-------- Data for the task

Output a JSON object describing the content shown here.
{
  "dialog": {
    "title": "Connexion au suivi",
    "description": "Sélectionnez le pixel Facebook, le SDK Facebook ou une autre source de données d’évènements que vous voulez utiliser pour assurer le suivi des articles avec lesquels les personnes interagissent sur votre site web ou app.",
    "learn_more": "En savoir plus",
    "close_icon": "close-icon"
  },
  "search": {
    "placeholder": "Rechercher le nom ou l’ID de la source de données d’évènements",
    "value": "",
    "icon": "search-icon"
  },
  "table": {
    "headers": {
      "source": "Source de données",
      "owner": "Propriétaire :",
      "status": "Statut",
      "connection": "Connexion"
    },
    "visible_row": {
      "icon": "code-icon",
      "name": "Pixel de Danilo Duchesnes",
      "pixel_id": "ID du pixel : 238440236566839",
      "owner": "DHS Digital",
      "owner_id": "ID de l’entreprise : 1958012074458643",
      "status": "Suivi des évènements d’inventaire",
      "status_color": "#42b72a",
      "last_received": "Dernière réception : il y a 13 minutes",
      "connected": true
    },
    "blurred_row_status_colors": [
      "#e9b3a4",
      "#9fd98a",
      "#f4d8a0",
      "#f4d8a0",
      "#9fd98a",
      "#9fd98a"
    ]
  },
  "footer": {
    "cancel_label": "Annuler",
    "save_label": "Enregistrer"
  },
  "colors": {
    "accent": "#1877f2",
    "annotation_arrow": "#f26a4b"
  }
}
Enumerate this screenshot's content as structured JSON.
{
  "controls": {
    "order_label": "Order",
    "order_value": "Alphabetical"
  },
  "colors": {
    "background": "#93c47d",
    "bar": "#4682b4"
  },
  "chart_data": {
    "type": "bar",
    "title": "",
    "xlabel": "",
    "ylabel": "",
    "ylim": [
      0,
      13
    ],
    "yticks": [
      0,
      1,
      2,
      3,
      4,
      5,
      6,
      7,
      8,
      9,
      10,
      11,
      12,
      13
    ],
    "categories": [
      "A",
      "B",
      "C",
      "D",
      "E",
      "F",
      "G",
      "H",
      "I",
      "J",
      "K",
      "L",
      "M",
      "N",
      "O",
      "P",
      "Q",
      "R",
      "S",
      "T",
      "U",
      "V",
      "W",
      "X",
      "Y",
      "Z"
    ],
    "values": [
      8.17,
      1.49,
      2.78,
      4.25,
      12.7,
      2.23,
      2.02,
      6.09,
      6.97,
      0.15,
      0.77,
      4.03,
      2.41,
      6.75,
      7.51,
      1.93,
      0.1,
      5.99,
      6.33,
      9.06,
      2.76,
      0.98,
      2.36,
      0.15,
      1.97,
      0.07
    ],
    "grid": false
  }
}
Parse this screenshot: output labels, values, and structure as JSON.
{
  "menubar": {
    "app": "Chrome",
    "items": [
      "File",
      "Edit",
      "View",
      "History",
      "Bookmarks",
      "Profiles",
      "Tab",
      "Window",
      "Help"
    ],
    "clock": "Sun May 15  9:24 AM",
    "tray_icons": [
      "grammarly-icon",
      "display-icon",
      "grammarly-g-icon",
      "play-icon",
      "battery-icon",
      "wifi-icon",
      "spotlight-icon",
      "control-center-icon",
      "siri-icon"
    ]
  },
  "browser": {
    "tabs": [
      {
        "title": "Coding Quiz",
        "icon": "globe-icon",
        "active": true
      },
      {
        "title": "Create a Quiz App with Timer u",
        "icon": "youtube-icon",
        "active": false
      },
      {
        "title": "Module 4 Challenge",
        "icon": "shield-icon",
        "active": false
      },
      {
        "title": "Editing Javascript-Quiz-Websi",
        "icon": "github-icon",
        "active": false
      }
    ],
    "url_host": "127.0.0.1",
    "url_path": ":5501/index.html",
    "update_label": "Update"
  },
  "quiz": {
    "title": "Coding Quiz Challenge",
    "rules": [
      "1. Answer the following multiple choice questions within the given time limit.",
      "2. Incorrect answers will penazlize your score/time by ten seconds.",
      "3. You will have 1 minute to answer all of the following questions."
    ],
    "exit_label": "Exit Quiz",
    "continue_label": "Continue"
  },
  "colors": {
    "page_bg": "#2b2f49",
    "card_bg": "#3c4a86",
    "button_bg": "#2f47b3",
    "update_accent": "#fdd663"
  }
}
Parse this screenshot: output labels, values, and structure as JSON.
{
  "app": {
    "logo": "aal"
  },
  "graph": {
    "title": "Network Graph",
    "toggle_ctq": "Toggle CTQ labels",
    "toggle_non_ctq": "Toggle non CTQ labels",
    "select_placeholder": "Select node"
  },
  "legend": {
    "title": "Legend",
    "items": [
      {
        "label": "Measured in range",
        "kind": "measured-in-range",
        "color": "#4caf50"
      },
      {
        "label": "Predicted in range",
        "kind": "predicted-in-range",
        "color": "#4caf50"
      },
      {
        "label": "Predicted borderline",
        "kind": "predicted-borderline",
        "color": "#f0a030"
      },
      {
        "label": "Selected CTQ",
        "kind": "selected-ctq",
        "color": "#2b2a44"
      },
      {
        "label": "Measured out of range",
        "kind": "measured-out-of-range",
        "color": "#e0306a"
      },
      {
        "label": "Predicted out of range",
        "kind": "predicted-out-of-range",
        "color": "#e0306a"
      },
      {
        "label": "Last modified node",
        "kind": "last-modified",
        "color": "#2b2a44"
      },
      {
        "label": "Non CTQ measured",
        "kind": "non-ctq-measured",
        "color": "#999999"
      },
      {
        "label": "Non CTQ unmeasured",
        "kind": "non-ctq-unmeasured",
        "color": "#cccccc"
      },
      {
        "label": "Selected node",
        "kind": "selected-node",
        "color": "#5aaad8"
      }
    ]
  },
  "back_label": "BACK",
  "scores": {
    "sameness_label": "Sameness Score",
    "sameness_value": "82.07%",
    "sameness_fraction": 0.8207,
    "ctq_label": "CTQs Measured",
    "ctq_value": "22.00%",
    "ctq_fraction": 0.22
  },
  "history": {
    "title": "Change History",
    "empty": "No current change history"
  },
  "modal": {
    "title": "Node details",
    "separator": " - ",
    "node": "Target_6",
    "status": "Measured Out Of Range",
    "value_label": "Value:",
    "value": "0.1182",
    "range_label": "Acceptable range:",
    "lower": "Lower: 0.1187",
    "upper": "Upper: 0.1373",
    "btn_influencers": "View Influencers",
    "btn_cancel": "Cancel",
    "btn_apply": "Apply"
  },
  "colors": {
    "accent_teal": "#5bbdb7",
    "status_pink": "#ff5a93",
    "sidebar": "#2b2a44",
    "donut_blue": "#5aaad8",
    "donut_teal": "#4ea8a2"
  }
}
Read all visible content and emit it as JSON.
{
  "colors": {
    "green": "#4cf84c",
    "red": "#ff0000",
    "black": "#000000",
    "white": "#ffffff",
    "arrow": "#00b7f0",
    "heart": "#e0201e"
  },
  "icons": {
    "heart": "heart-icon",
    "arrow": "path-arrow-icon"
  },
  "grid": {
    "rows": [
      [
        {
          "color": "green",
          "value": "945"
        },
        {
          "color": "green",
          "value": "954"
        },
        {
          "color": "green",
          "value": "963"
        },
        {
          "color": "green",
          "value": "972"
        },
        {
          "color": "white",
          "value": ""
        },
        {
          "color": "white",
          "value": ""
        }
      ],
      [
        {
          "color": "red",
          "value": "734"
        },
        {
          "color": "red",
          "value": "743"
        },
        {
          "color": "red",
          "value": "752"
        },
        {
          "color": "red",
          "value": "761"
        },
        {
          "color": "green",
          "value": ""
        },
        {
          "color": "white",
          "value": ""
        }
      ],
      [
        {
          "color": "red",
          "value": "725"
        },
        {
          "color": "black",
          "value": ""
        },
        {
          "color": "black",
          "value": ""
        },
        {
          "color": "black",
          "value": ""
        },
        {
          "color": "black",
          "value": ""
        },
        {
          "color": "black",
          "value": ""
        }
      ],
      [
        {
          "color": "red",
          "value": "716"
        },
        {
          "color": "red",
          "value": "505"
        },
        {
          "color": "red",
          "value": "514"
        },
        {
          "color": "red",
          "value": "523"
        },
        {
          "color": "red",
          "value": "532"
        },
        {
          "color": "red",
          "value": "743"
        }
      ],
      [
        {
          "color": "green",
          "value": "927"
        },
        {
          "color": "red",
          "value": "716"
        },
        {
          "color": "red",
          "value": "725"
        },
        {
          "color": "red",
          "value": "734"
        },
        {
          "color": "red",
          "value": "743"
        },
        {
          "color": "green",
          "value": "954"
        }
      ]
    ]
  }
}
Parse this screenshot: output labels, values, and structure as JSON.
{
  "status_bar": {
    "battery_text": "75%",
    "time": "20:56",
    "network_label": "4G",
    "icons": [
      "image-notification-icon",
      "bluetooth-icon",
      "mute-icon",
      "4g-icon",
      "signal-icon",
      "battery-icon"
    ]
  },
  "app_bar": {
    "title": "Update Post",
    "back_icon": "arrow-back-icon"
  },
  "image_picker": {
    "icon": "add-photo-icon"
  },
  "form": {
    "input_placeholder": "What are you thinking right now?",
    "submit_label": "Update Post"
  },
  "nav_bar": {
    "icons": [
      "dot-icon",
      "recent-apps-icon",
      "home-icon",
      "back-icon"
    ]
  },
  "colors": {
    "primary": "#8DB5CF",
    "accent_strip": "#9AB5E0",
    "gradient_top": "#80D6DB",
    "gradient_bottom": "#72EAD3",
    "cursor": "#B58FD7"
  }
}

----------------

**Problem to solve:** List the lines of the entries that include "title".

**Problem solution:**
    "title": "Connexion au suivi",
    "title": "",
        "title": "Coding Quiz",
        "title": "Create a Quiz App with Timer u",
        "title": "Module 4 Challenge",
        "title": "Editing Javascript-Quiz-Websi",
    "title": "Coding Quiz Challenge",
    "title": "Network Graph",
    "title": "Legend",
    "title": "Change History",
    "title": "Node details",
    "title": "Update Post",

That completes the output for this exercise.